**BRIEF:** The expected output is the full set of entries, printed exactly, without pictures.

**SOURCE DATA:**
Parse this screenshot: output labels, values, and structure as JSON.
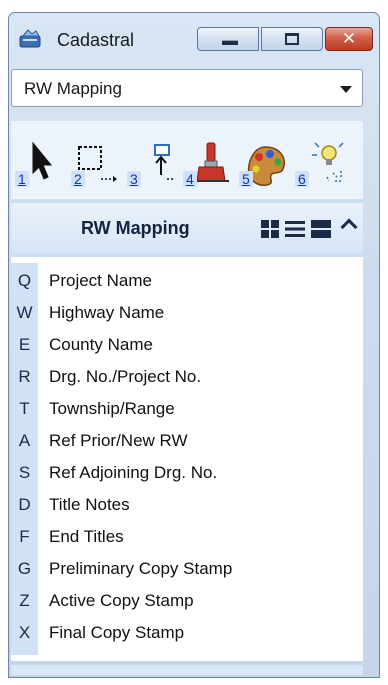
{
  "window": {
    "title": "Cadastral",
    "close_glyph": "✕"
  },
  "dropdown": {
    "selected": "RW Mapping"
  },
  "toolbar": {
    "tools": [
      {
        "num": "1",
        "icon": "select-arrow-icon"
      },
      {
        "num": "2",
        "icon": "fence-block-icon"
      },
      {
        "num": "3",
        "icon": "place-element-icon"
      },
      {
        "num": "4",
        "icon": "paint-brush-icon"
      },
      {
        "num": "5",
        "icon": "palette-icon"
      },
      {
        "num": "6",
        "icon": "lightbulb-icon"
      }
    ]
  },
  "section": {
    "title": "RW Mapping"
  },
  "items": [
    {
      "key": "Q",
      "label": "Project Name"
    },
    {
      "key": "W",
      "label": "Highway Name"
    },
    {
      "key": "E",
      "label": "County Name"
    },
    {
      "key": "R",
      "label": "Drg. No./Project No."
    },
    {
      "key": "T",
      "label": "Township/Range"
    },
    {
      "key": "A",
      "label": "Ref Prior/New RW"
    },
    {
      "key": "S",
      "label": "Ref Adjoining Drg. No."
    },
    {
      "key": "D",
      "label": "Title Notes"
    },
    {
      "key": "F",
      "label": "End Titles"
    },
    {
      "key": "G",
      "label": "Preliminary Copy Stamp"
    },
    {
      "key": "Z",
      "label": "Active Copy Stamp"
    },
    {
      "key": "X",
      "label": "Final Copy Stamp"
    }
  ],
  "colors": {
    "accent": "#d1e2f7",
    "close": "#c03a22",
    "number_link": "#0b36c2"
  }
}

**SOLVED PROBLEM:**
Parse this screenshot: output labels, values, and structure as JSON.
{
  "window": {
    "title": "Cadastral",
    "close_glyph": "✕"
  },
  "dropdown": {
    "selected": "RW Mapping"
  },
  "toolbar": {
    "tools": [
      {
        "num": "1",
        "icon": "select-arrow-icon"
      },
      {
        "num": "2",
        "icon": "fence-block-icon"
      },
      {
        "num": "3",
        "icon": "place-element-icon"
      },
      {
        "num": "4",
        "icon": "paint-brush-icon"
      },
      {
        "num": "5",
        "icon": "palette-icon"
      },
      {
        "num": "6",
        "icon": "lightbulb-icon"
      }
    ]
  },
  "section": {
    "title": "RW Mapping"
  },
  "items": [
    {
      "key": "Q",
      "label": "Project Name"
    },
    {
      "key": "W",
      "label": "Highway Name"
    },
    {
      "key": "E",
      "label": "County Name"
    },
    {
      "key": "R",
      "label": "Drg. No./Project No."
    },
    {
      "key": "T",
      "label": "Township/Range"
    },
    {
      "key": "A",
      "label": "Ref Prior/New RW"
    },
    {
      "key": "S",
      "label": "Ref Adjoining Drg. No."
    },
    {
      "key": "D",
      "label": "Title Notes"
    },
    {
      "key": "F",
      "label": "End Titles"
    },
    {
      "key": "G",
      "label": "Preliminary Copy Stamp"
    },
    {
      "key": "Z",
      "label": "Active Copy Stamp"
    },
    {
      "key": "X",
      "label": "Final Copy Stamp"
    }
  ],
  "colors": {
    "accent": "#d1e2f7",
    "close": "#c03a22",
    "number_link": "#0b36c2"
  }
}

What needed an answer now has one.